PROBLEM DESCRIPTION
Exclude all pictures, then restate the entries below word for word.
==== LISTED RECORDS ====
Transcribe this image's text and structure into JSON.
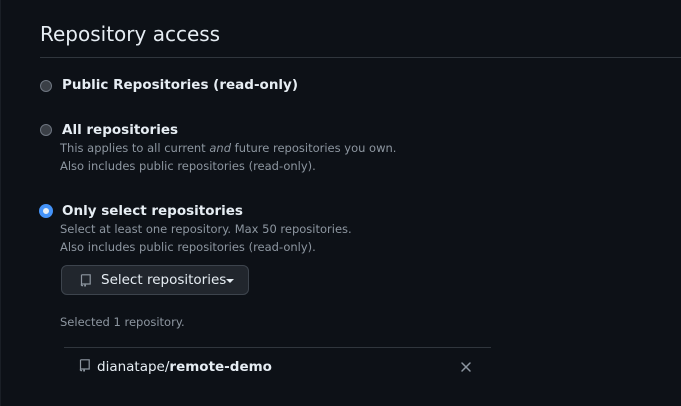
{
  "section": {
    "title": "Repository access"
  },
  "options": [
    {
      "label": "Public Repositories (read-only)",
      "selected": false
    },
    {
      "label": "All repositories",
      "note_line1_before": "This applies to all current ",
      "note_line1_em": "and",
      "note_line1_after": " future repositories you own.",
      "note_line2": "Also includes public repositories (read-only).",
      "selected": false
    },
    {
      "label": "Only select repositories",
      "note_line1": "Select at least one repository. Max 50 repositories.",
      "note_line2": "Also includes public repositories (read-only).",
      "selected": true
    }
  ],
  "select_button": {
    "label": "Select repositories",
    "icon": "repo-icon"
  },
  "selected_summary": "Selected 1 repository.",
  "selected_repos": [
    {
      "owner": "dianatape/",
      "name": "remote-demo",
      "icon": "repo-icon",
      "remove_icon": "close-icon"
    }
  ],
  "colors": {
    "background": "#0d1117",
    "accent": "#4493f8",
    "muted_text": "#8d96a0",
    "border": "#30363d"
  }
}
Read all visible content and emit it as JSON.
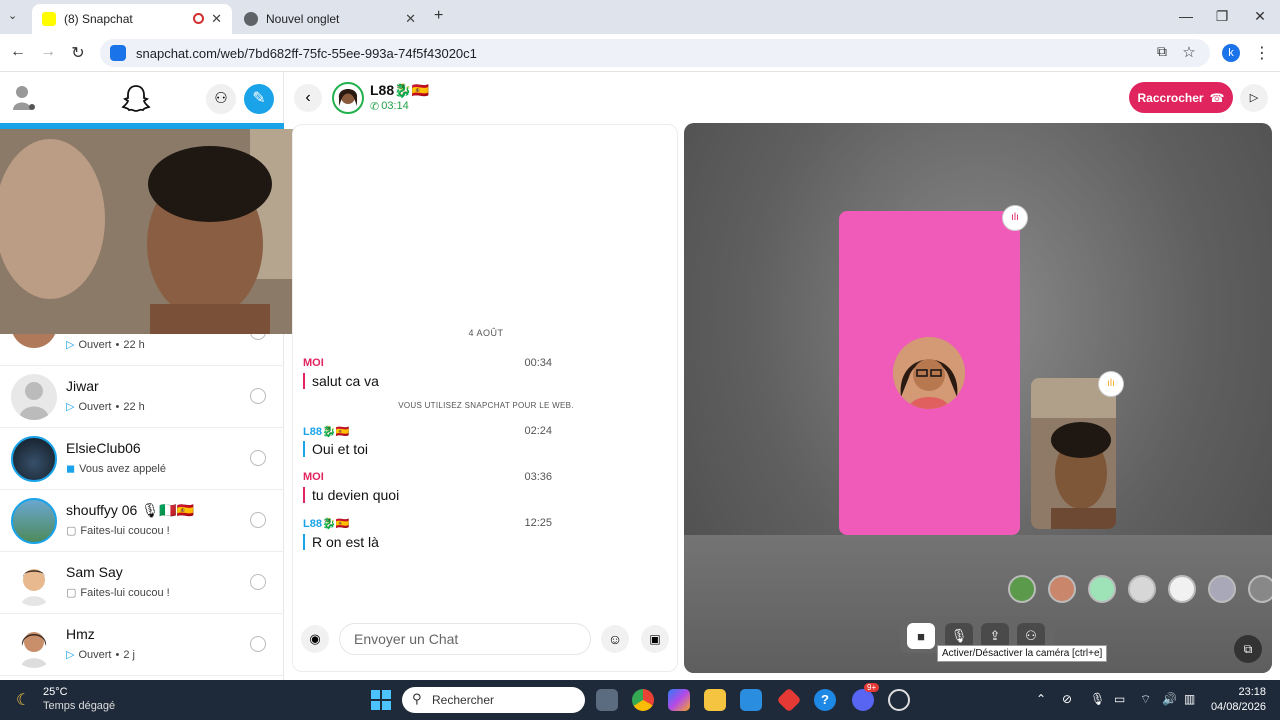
{
  "browser": {
    "tabs": [
      {
        "label": "(8) Snapchat",
        "active": true
      },
      {
        "label": "Nouvel onglet",
        "active": false
      }
    ],
    "new_tab": "+",
    "url": "snapchat.com/web/7bd682ff-75fc-55ee-993a-74f5f43020c1",
    "profile_initial": "k",
    "window_controls": {
      "minimize": "—",
      "restore": "❐",
      "close": "✕"
    }
  },
  "sidebar": {
    "chats": [
      {
        "name": "",
        "status_icon": "arrow",
        "status": "Ouvert",
        "time": "22 h"
      },
      {
        "name": "Jiwar",
        "status_icon": "arrow",
        "status": "Ouvert",
        "time": "22 h"
      },
      {
        "name": "ElsieClub06",
        "status_icon": "call",
        "status": "Vous avez appelé",
        "time": ""
      },
      {
        "name": "shouffyy 06 🎙🇮🇹🇪🇸",
        "status_icon": "chat",
        "status": "Faites-lui coucou !",
        "time": ""
      },
      {
        "name": "Sam Say",
        "status_icon": "chat",
        "status": "Faites-lui coucou !",
        "time": ""
      },
      {
        "name": "Hmz",
        "status_icon": "arrow",
        "status": "Ouvert",
        "time": "2 j"
      }
    ]
  },
  "conversation": {
    "name": "L88🐉🇪🇸",
    "call_duration": "03:14",
    "hangup_label": "Raccrocher",
    "date_divider": "4 AOÛT",
    "system_note": "VOUS UTILISEZ SNAPCHAT POUR LE WEB.",
    "messages": [
      {
        "sender": "MOI",
        "time": "00:34",
        "text": "salut ca va",
        "color": "#e0245e"
      },
      {
        "sender": "L88🐉🇪🇸",
        "time": "02:24",
        "text": "Oui et toi",
        "color": "#1aa3e8"
      },
      {
        "sender": "MOI",
        "time": "03:36",
        "text": "tu devien quoi",
        "color": "#e0245e"
      },
      {
        "sender": "L88🐉🇪🇸",
        "time": "12:25",
        "text": "R on est là",
        "color": "#1aa3e8"
      }
    ],
    "composer_placeholder": "Envoyer un Chat"
  },
  "call": {
    "tooltip": "Activer/Désactiver la caméra [ctrl+e]",
    "tile_color": "#f05bb9"
  },
  "taskbar": {
    "weather_temp": "25°C",
    "weather_desc": "Temps dégagé",
    "search_placeholder": "Rechercher",
    "time": "23:18",
    "date": "04/08/2026",
    "discord_badge": "9+"
  }
}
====
WRITTEN REPLY
Transcribe this image's text and structure into JSON.
{
  "section": {
    "title": "Repository access"
  },
  "options": [
    {
      "label": "Public Repositories (read-only)",
      "selected": false
    },
    {
      "label": "All repositories",
      "note_line1_before": "This applies to all current ",
      "note_line1_em": "and",
      "note_line1_after": " future repositories you own.",
      "note_line2": "Also includes public repositories (read-only).",
      "selected": false
    },
    {
      "label": "Only select repositories",
      "note_line1": "Select at least one repository. Max 50 repositories.",
      "note_line2": "Also includes public repositories (read-only).",
      "selected": true
    }
  ],
  "select_button": {
    "label": "Select repositories",
    "icon": "repo-icon"
  },
  "selected_summary": "Selected 1 repository.",
  "selected_repos": [
    {
      "owner": "dianatape/",
      "name": "remote-demo",
      "icon": "repo-icon",
      "remove_icon": "close-icon"
    }
  ],
  "colors": {
    "background": "#0d1117",
    "accent": "#4493f8",
    "muted_text": "#8d96a0",
    "border": "#30363d"
  }
}
Read all visible content and emit it as JSON.
{
  "browser": {
    "tabs": [
      {
        "label": "(8) Snapchat",
        "active": true
      },
      {
        "label": "Nouvel onglet",
        "active": false
      }
    ],
    "new_tab": "+",
    "url": "snapchat.com/web/7bd682ff-75fc-55ee-993a-74f5f43020c1",
    "profile_initial": "k",
    "window_controls": {
      "minimize": "—",
      "restore": "❐",
      "close": "✕"
    }
  },
  "sidebar": {
    "chats": [
      {
        "name": "",
        "status_icon": "arrow",
        "status": "Ouvert",
        "time": "22 h"
      },
      {
        "name": "Jiwar",
        "status_icon": "arrow",
        "status": "Ouvert",
        "time": "22 h"
      },
      {
        "name": "ElsieClub06",
        "status_icon": "call",
        "status": "Vous avez appelé",
        "time": ""
      },
      {
        "name": "shouffyy 06 🎙🇮🇹🇪🇸",
        "status_icon": "chat",
        "status": "Faites-lui coucou !",
        "time": ""
      },
      {
        "name": "Sam Say",
        "status_icon": "chat",
        "status": "Faites-lui coucou !",
        "time": ""
      },
      {
        "name": "Hmz",
        "status_icon": "arrow",
        "status": "Ouvert",
        "time": "2 j"
      }
    ]
  },
  "conversation": {
    "name": "L88🐉🇪🇸",
    "call_duration": "03:14",
    "hangup_label": "Raccrocher",
    "date_divider": "4 AOÛT",
    "system_note": "VOUS UTILISEZ SNAPCHAT POUR LE WEB.",
    "messages": [
      {
        "sender": "MOI",
        "time": "00:34",
        "text": "salut ca va",
        "color": "#e0245e"
      },
      {
        "sender": "L88🐉🇪🇸",
        "time": "02:24",
        "text": "Oui et toi",
        "color": "#1aa3e8"
      },
      {
        "sender": "MOI",
        "time": "03:36",
        "text": "tu devien quoi",
        "color": "#e0245e"
      },
      {
        "sender": "L88🐉🇪🇸",
        "time": "12:25",
        "text": "R on est là",
        "color": "#1aa3e8"
      }
    ],
    "composer_placeholder": "Envoyer un Chat"
  },
  "call": {
    "tooltip": "Activer/Désactiver la caméra [ctrl+e]",
    "tile_color": "#f05bb9"
  },
  "taskbar": {
    "weather_temp": "25°C",
    "weather_desc": "Temps dégagé",
    "search_placeholder": "Rechercher",
    "time": "23:18",
    "date": "04/08/2026",
    "discord_badge": "9+"
  }
}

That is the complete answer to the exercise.